>>>>
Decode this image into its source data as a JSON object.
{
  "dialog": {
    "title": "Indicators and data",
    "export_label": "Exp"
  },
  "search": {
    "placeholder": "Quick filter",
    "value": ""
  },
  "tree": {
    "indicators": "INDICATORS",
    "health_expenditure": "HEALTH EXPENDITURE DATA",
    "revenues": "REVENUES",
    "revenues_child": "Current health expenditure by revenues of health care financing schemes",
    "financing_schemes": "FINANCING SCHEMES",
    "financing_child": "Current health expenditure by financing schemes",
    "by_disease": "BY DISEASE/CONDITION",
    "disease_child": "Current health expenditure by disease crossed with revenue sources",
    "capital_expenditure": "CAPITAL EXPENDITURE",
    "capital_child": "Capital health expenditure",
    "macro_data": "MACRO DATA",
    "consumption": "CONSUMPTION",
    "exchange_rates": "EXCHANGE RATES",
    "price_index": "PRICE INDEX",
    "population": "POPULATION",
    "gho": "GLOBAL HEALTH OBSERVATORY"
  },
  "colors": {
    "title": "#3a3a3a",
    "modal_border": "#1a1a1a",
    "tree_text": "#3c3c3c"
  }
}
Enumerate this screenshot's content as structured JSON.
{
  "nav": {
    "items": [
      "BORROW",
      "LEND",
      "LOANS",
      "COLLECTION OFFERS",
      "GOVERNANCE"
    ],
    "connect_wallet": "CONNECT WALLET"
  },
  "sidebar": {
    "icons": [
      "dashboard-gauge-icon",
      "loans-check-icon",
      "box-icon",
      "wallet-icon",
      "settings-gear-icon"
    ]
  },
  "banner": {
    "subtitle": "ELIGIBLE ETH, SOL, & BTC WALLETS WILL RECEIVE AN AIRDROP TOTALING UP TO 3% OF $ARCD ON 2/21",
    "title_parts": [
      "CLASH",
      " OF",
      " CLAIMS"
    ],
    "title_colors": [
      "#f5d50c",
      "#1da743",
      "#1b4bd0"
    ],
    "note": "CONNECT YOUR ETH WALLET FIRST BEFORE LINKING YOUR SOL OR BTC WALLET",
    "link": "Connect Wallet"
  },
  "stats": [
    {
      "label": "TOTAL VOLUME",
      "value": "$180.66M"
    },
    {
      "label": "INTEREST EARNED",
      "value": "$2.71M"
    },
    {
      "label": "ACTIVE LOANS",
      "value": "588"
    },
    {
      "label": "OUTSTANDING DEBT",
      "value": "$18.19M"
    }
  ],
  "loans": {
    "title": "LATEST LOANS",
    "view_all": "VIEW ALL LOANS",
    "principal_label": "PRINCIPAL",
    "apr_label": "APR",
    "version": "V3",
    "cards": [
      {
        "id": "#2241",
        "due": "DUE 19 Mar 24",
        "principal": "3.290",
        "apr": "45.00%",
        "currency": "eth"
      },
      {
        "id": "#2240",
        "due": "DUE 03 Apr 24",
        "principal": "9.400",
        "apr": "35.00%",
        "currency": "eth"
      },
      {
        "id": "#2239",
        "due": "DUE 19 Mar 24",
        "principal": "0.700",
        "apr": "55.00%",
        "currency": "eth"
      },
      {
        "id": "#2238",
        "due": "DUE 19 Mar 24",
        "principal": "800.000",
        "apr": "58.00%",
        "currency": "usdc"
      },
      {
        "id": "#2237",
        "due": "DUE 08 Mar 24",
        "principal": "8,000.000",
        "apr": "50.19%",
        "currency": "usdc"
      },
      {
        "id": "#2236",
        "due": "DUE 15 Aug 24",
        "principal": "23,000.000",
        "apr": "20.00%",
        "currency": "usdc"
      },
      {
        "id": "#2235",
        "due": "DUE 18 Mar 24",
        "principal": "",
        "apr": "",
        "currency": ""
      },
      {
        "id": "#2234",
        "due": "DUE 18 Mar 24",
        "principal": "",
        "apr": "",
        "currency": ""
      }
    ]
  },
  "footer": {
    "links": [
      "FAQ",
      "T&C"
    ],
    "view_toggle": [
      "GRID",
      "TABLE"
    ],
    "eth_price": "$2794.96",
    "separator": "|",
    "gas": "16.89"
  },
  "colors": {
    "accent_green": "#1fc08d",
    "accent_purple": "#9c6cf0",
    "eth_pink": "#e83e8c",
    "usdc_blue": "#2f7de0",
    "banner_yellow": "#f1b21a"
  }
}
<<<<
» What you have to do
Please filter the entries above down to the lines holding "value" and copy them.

» Written answer
    "value": ""
      "value": "$180.66M"
      "value": "$2.71M"
      "value": "588"
      "value": "$18.19M"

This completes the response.